Work order: Among the entries that follow, find every line with the word "post" and copy it.

Extracted data:
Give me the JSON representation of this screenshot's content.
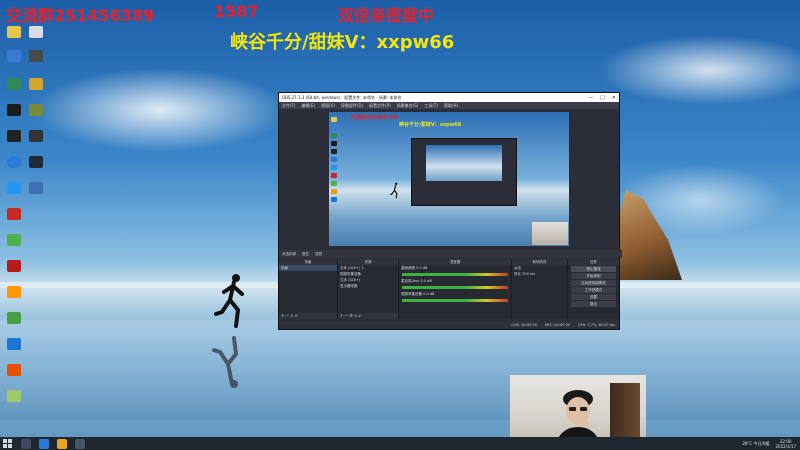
{
  "stream_overlay": {
    "qq_group": "交流群251456389",
    "number": "1587",
    "promo": "双倍亲密度中",
    "sub_promo": "峡谷千分/甜妹V：xxpw66"
  },
  "obs": {
    "window_title": "OBS 27.1.3 (64-bit, windows) - 配置文件: 未命名 - 场景: 未命名",
    "window_controls": [
      "—",
      "□",
      "✕"
    ],
    "menu": [
      "文件(F)",
      "编辑(E)",
      "视图(V)",
      "停靠部件(D)",
      "配置文件(P)",
      "场景集合(S)",
      "工具(T)",
      "帮助(H)"
    ],
    "preview_overlay_red": "交流群251456389",
    "preview_overlay_yellow": "峡谷千分/甜妹V：xxpw66",
    "context_bar": [
      "未选择源",
      "属性",
      "滤镜"
    ],
    "docks": {
      "scenes": {
        "title": "场景",
        "items": [
          "场景"
        ]
      },
      "sources": {
        "title": "来源",
        "items": [
          "文本 (GDI+) 2",
          "视频采集设备",
          "文本 (GDI+)",
          "显示器采集"
        ]
      },
      "mixer": {
        "title": "混音器",
        "tracks": [
          "桌面音频",
          "麦克风/Aux",
          "视频采集设备"
        ],
        "db": [
          "0.0 dB",
          "0.0 dB",
          "0.0 dB"
        ]
      },
      "transitions": {
        "title": "转场特效",
        "type": "淡出",
        "duration_label": "时长",
        "duration": "300 ms"
      },
      "controls": {
        "title": "控件",
        "buttons": [
          "停止推流",
          "开始录制",
          "启动虚拟摄像机",
          "工作室模式",
          "设置",
          "退出"
        ]
      }
    },
    "status": [
      "LIVE: 00:00:00",
      "REC: 00:00:00",
      "CPU: 1.7%, 60.00 fps"
    ]
  },
  "taskbar": {
    "tray_text": "28°C 今日冷暖",
    "time": "22:00",
    "date": "2022/3/17"
  },
  "colors": {
    "overlay_red": "#e8202a",
    "overlay_yellow": "#f2e60a",
    "obs_bg": "#2b2e38"
  }
}
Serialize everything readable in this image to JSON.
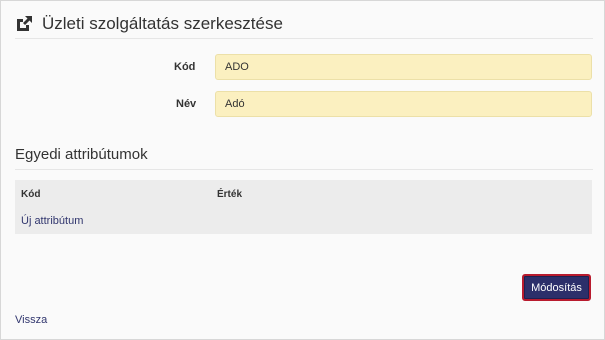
{
  "header": {
    "title": "Üzleti szolgáltatás szerkesztése",
    "icon": "external-link-icon"
  },
  "form": {
    "code_label": "Kód",
    "code_value": "ADO",
    "name_label": "Név",
    "name_value": "Adó"
  },
  "attributes": {
    "title": "Egyedi attribútumok",
    "columns": [
      "Kód",
      "Érték"
    ],
    "add_label": "Új attribútum"
  },
  "actions": {
    "save_label": "Módosítás",
    "back_label": "Vissza"
  },
  "colors": {
    "input_bg": "#fbf0c0",
    "button_bg": "#2c2f6a",
    "button_border": "#b81b2e",
    "link": "#31366e"
  }
}
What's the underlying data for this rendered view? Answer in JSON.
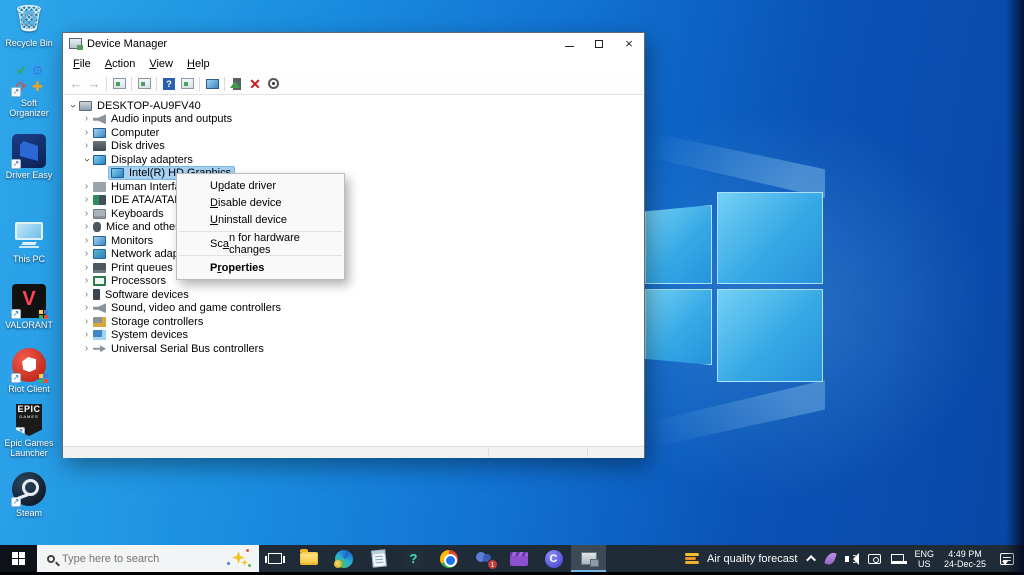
{
  "colors": {
    "accent": "#0078d7",
    "taskbar_bg": "#1f2b37",
    "selection_bg": "#a6d1f2",
    "wallpaper_light": "#2fa7ea",
    "wallpaper_dark": "#0846a6",
    "teams_badge_bg": "#c43b3b"
  },
  "window": {
    "title": "Device Manager",
    "menus": [
      {
        "pre": "",
        "key": "F",
        "post": "ile"
      },
      {
        "pre": "",
        "key": "A",
        "post": "ction"
      },
      {
        "pre": "",
        "key": "V",
        "post": "iew"
      },
      {
        "pre": "",
        "key": "H",
        "post": "elp"
      }
    ],
    "tree": [
      {
        "label": "DESKTOP-AU9FV40"
      },
      {
        "label": "Audio inputs and outputs"
      },
      {
        "label": "Computer"
      },
      {
        "label": "Disk drives"
      },
      {
        "label": "Display adapters"
      },
      {
        "label": "Intel(R) HD Graphics"
      },
      {
        "label": "Human Interface Devices"
      },
      {
        "label": "IDE ATA/ATAPI controllers"
      },
      {
        "label": "Keyboards"
      },
      {
        "label": "Mice and other pointing devices"
      },
      {
        "label": "Monitors"
      },
      {
        "label": "Network adapters"
      },
      {
        "label": "Print queues"
      },
      {
        "label": "Processors"
      },
      {
        "label": "Software devices"
      },
      {
        "label": "Sound, video and game controllers"
      },
      {
        "label": "Storage controllers"
      },
      {
        "label": "System devices"
      },
      {
        "label": "Universal Serial Bus controllers"
      }
    ]
  },
  "context_menu": {
    "items": [
      {
        "pre": "U",
        "key": "p",
        "post": "date driver"
      },
      {
        "pre": "",
        "key": "D",
        "post": "isable device"
      },
      {
        "pre": "",
        "key": "U",
        "post": "ninstall device"
      },
      {
        "pre": "Sc",
        "key": "a",
        "post": "n for hardware changes"
      },
      {
        "pre": "P",
        "key": "r",
        "post": "operties"
      }
    ]
  },
  "desktop": {
    "icons": [
      {
        "label": "Recycle Bin"
      },
      {
        "label": "Soft Organizer"
      },
      {
        "label": "Driver Easy"
      },
      {
        "label": "This PC"
      },
      {
        "label": "VALORANT"
      },
      {
        "label": "Riot Client"
      },
      {
        "label": "Epic Games Launcher"
      },
      {
        "label": "Steam"
      }
    ],
    "epic_line1": "EPIC",
    "epic_line2": "GAMES"
  },
  "taskbar": {
    "search_placeholder": "Type here to search",
    "teams_badge": "1",
    "widget_label": "Air quality forecast",
    "language": {
      "line1": "ENG",
      "line2": "US"
    },
    "clock": {
      "time": "4:49 PM",
      "date": "24-Dec-25"
    }
  }
}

Solution:
        "post": "ile"
        "post": "ction"
        "post": "iew"
        "post": "elp"
        "post": "date driver"
        "post": "isable device"
        "post": "ninstall device"
        "post": "n for hardware changes"
        "post": "operties"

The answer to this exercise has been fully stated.